DATA EXCERPTS:
※

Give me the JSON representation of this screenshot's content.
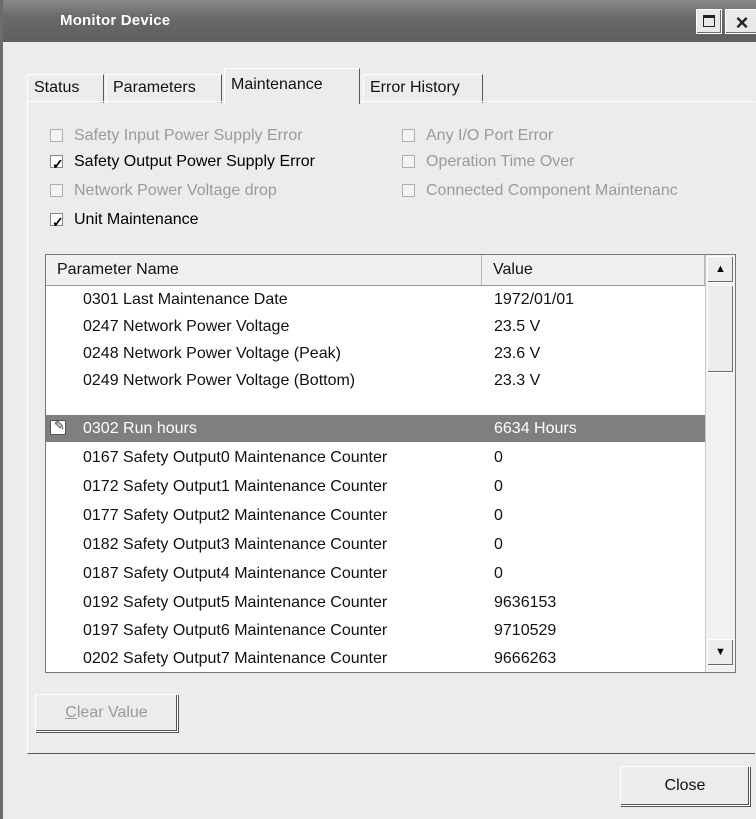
{
  "window": {
    "title": "Monitor Device"
  },
  "tabs": [
    {
      "label": "Status",
      "active": false
    },
    {
      "label": "Parameters",
      "active": false
    },
    {
      "label": "Maintenance",
      "active": true
    },
    {
      "label": "Error History",
      "active": false
    }
  ],
  "checkboxes": [
    {
      "label": "Safety Input Power Supply Error",
      "checked": false,
      "enabled": false
    },
    {
      "label": "Safety Output Power Supply Error",
      "checked": true,
      "enabled": true
    },
    {
      "label": "Network Power Voltage drop",
      "checked": false,
      "enabled": false
    },
    {
      "label": "Unit Maintenance",
      "checked": true,
      "enabled": true
    },
    {
      "label": "Any I/O Port Error",
      "checked": false,
      "enabled": false
    },
    {
      "label": "Operation Time Over",
      "checked": false,
      "enabled": false
    },
    {
      "label": "Connected Component Maintenanc",
      "checked": false,
      "enabled": false
    }
  ],
  "table": {
    "columns": [
      "Parameter Name",
      "Value"
    ],
    "rows": [
      {
        "name": "0301 Last Maintenance Date",
        "value": "1972/01/01"
      },
      {
        "name": "0247 Network Power Voltage",
        "value": "23.5 V"
      },
      {
        "name": "0248 Network Power Voltage (Peak)",
        "value": "23.6 V"
      },
      {
        "name": "0249 Network Power Voltage (Bottom)",
        "value": "23.3 V"
      },
      {
        "name": "0302 Run hours",
        "value": "6634 Hours",
        "selected": true
      },
      {
        "name": "0167 Safety Output0 Maintenance Counter",
        "value": "0"
      },
      {
        "name": "0172 Safety Output1 Maintenance Counter",
        "value": "0"
      },
      {
        "name": "0177 Safety Output2 Maintenance Counter",
        "value": "0"
      },
      {
        "name": "0182 Safety Output3 Maintenance Counter",
        "value": "0"
      },
      {
        "name": "0187 Safety Output4 Maintenance Counter",
        "value": "0"
      },
      {
        "name": "0192 Safety Output5 Maintenance Counter",
        "value": "9636153"
      },
      {
        "name": "0197 Safety Output6 Maintenance Counter",
        "value": "9710529"
      },
      {
        "name": "0202 Safety Output7 Maintenance Counter",
        "value": "9666263"
      }
    ]
  },
  "buttons": {
    "clear_value": {
      "hotkey": "C",
      "rest": "lear Value",
      "enabled": false
    },
    "close": "Close"
  },
  "icons": {
    "maximize": "maximize-icon",
    "close": "close-icon",
    "edit": "pencil-icon",
    "scroll_up": "scroll-up-icon",
    "scroll_down": "scroll-down-icon"
  }
}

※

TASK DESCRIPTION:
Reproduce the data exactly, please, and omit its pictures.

WRITTEN RESPONSE:
Give me the JSON representation of this screenshot's content.
{
  "window": {
    "title": "Monitor Device"
  },
  "tabs": [
    {
      "label": "Status",
      "active": false
    },
    {
      "label": "Parameters",
      "active": false
    },
    {
      "label": "Maintenance",
      "active": true
    },
    {
      "label": "Error History",
      "active": false
    }
  ],
  "checkboxes": [
    {
      "label": "Safety Input Power Supply Error",
      "checked": false,
      "enabled": false
    },
    {
      "label": "Safety Output Power Supply Error",
      "checked": true,
      "enabled": true
    },
    {
      "label": "Network Power Voltage drop",
      "checked": false,
      "enabled": false
    },
    {
      "label": "Unit Maintenance",
      "checked": true,
      "enabled": true
    },
    {
      "label": "Any I/O Port Error",
      "checked": false,
      "enabled": false
    },
    {
      "label": "Operation Time Over",
      "checked": false,
      "enabled": false
    },
    {
      "label": "Connected Component Maintenanc",
      "checked": false,
      "enabled": false
    }
  ],
  "table": {
    "columns": [
      "Parameter Name",
      "Value"
    ],
    "rows": [
      {
        "name": "0301 Last Maintenance Date",
        "value": "1972/01/01"
      },
      {
        "name": "0247 Network Power Voltage",
        "value": "23.5 V"
      },
      {
        "name": "0248 Network Power Voltage (Peak)",
        "value": "23.6 V"
      },
      {
        "name": "0249 Network Power Voltage (Bottom)",
        "value": "23.3 V"
      },
      {
        "name": "0302 Run hours",
        "value": "6634 Hours",
        "selected": true
      },
      {
        "name": "0167 Safety Output0 Maintenance Counter",
        "value": "0"
      },
      {
        "name": "0172 Safety Output1 Maintenance Counter",
        "value": "0"
      },
      {
        "name": "0177 Safety Output2 Maintenance Counter",
        "value": "0"
      },
      {
        "name": "0182 Safety Output3 Maintenance Counter",
        "value": "0"
      },
      {
        "name": "0187 Safety Output4 Maintenance Counter",
        "value": "0"
      },
      {
        "name": "0192 Safety Output5 Maintenance Counter",
        "value": "9636153"
      },
      {
        "name": "0197 Safety Output6 Maintenance Counter",
        "value": "9710529"
      },
      {
        "name": "0202 Safety Output7 Maintenance Counter",
        "value": "9666263"
      }
    ]
  },
  "buttons": {
    "clear_value": {
      "hotkey": "C",
      "rest": "lear Value",
      "enabled": false
    },
    "close": "Close"
  },
  "icons": {
    "maximize": "maximize-icon",
    "close": "close-icon",
    "edit": "pencil-icon",
    "scroll_up": "scroll-up-icon",
    "scroll_down": "scroll-down-icon"
  }
}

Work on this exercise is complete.